Hospital officials say former England captain and cricket commentator Tony Greig has died after suffering a heart attack. He was 66.
Greig had recently been diagnosed with lung cancer, but the cause of death was a heart attack at his home on Saturday morning and he died early Saturday afternoon.
Australian Associated Press quoted St. Vincent's Hospital spokesman David Faktort as saying "he was rushed into St Vincent's hospital. The staff of the emergency department worked on Mr. Greig to no avail."
The Sydney-based, South Africa-born Greig was initially diagnosed with bronchitis in May, but the condition lingered and in October he had tests that revealed a small lesion at the base of his right lung.
Upon his return to Australia from the World Twenty20 in Sri Lanka, he had fluid removed from the right lung and testing revealed the cancer.
A confident and occasionally abrasive character who loved stirring up Australian crowds during the 1974-75 Ashes series, Greig played 58 tests for England and scored 3,599 runs at an average of 40.43 and took 141 wickets at 32.20.
Greig was a key figure in recruiting international players for Kerry Packer's anti-establishment World Series Cricket which began in 1977, the year Greig played his last test for England.
In the 1980s Greig became a high-profile member of the commentary team for Australia's Nine Network and his decades behind the microphone made him an institution in Australia's sporting life.
Nine described Greig as a "beloved" figure.
"Tony Greig is a name synonymous with Australian cricket _ from his playing days as the English captain we loved to hate, to his senior role in the revolution of World Series Cricket, his infamous car keys in the pitch reports and more than three decades of colourful and expert commentary," Nine said.
Greig's involvement in WSC caused an abrupt end to his international cricket career.

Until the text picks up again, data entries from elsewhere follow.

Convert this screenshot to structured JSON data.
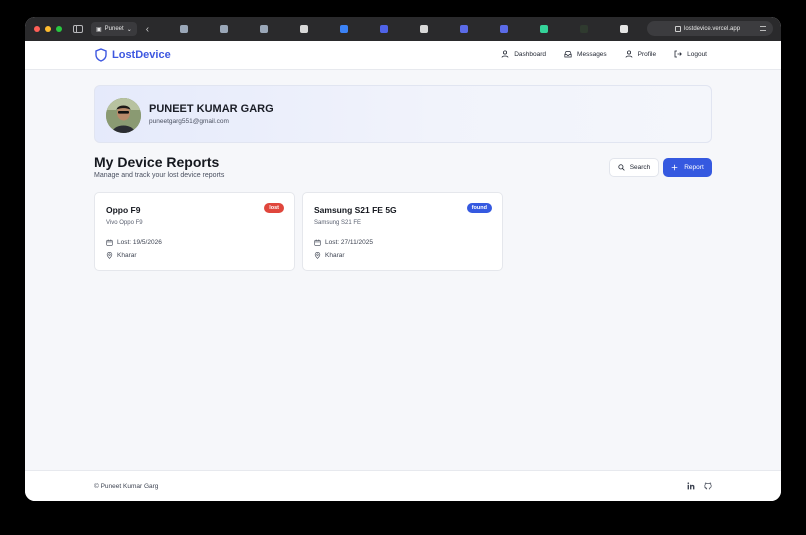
{
  "browser": {
    "profile_label": "Puneet",
    "url": "lostdevice.vercel.app",
    "tab_colors": [
      "#9aa7b8",
      "#9aa7b8",
      "#9aa7b8",
      "#d8d8d8",
      "#3b82f6",
      "#4f63e8",
      "#d8d8d8",
      "#5b6be8",
      "#5b6be8",
      "#34d399",
      "#2f3a2f",
      "#e5e5e5"
    ]
  },
  "header": {
    "brand": "LostDevice",
    "nav": [
      {
        "label": "Dashboard",
        "icon": "user-icon"
      },
      {
        "label": "Messages",
        "icon": "inbox-icon"
      },
      {
        "label": "Profile",
        "icon": "user-icon"
      },
      {
        "label": "Logout",
        "icon": "logout-icon"
      }
    ]
  },
  "profile": {
    "name": "PUNEET KUMAR GARG",
    "email": "puneetgarg551@gmail.com"
  },
  "section": {
    "title": "My Device Reports",
    "subtitle": "Manage and track your lost device reports",
    "search_label": "Search",
    "report_label": "Report"
  },
  "devices": [
    {
      "title": "Oppo F9",
      "subtitle": "Vivo Oppo F9",
      "status": "lost",
      "date": "Lost: 19/5/2026",
      "location": "Kharar"
    },
    {
      "title": "Samsung S21 FE 5G",
      "subtitle": "Samsung S21 FE",
      "status": "found",
      "date": "Lost: 27/11/2025",
      "location": "Kharar"
    }
  ],
  "footer": {
    "copyright": "© Puneet Kumar Garg"
  },
  "colors": {
    "accent": "#3559e0",
    "lost": "#e0463c",
    "found": "#3559e0"
  }
}
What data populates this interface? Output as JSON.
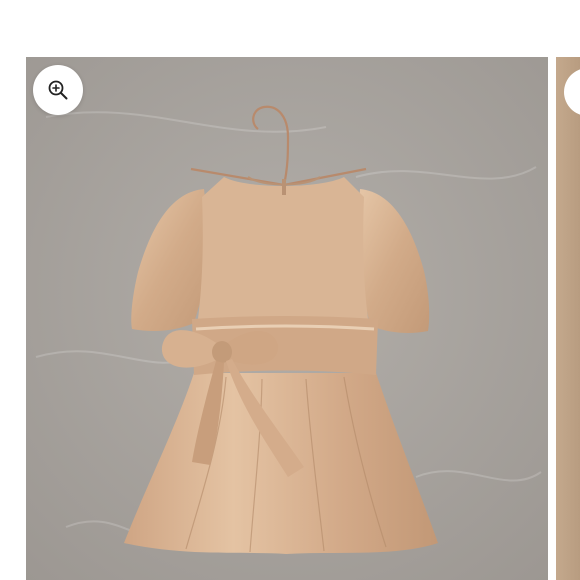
{
  "gallery": {
    "zoom_button": {
      "icon": "zoom-in-icon"
    },
    "slides": [
      {
        "subject": "product-photo",
        "active": true
      },
      {
        "subject": "product-photo",
        "active": false
      }
    ]
  },
  "colors": {
    "page_background": "#ffffff",
    "photo_backdrop": "#a9a49f",
    "dress": "#d6b08f",
    "hanger": "#b88a6c",
    "next_slide": "#c4a98d"
  }
}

"When the enterprise was made public, his stocks plummeted," cricket writer Gideon Haigh wrote on the cricinfo website.
"He lost not just England's captaincy, but what would have been a record-breaking benefit.
"He was diminished, too, by his indifferent on-field performances in World Series Cricket, where he seemed to cast himself as pantomime villain.
"Nonetheless, subsequent generations of professional cricketers owe him a debt of gratitude."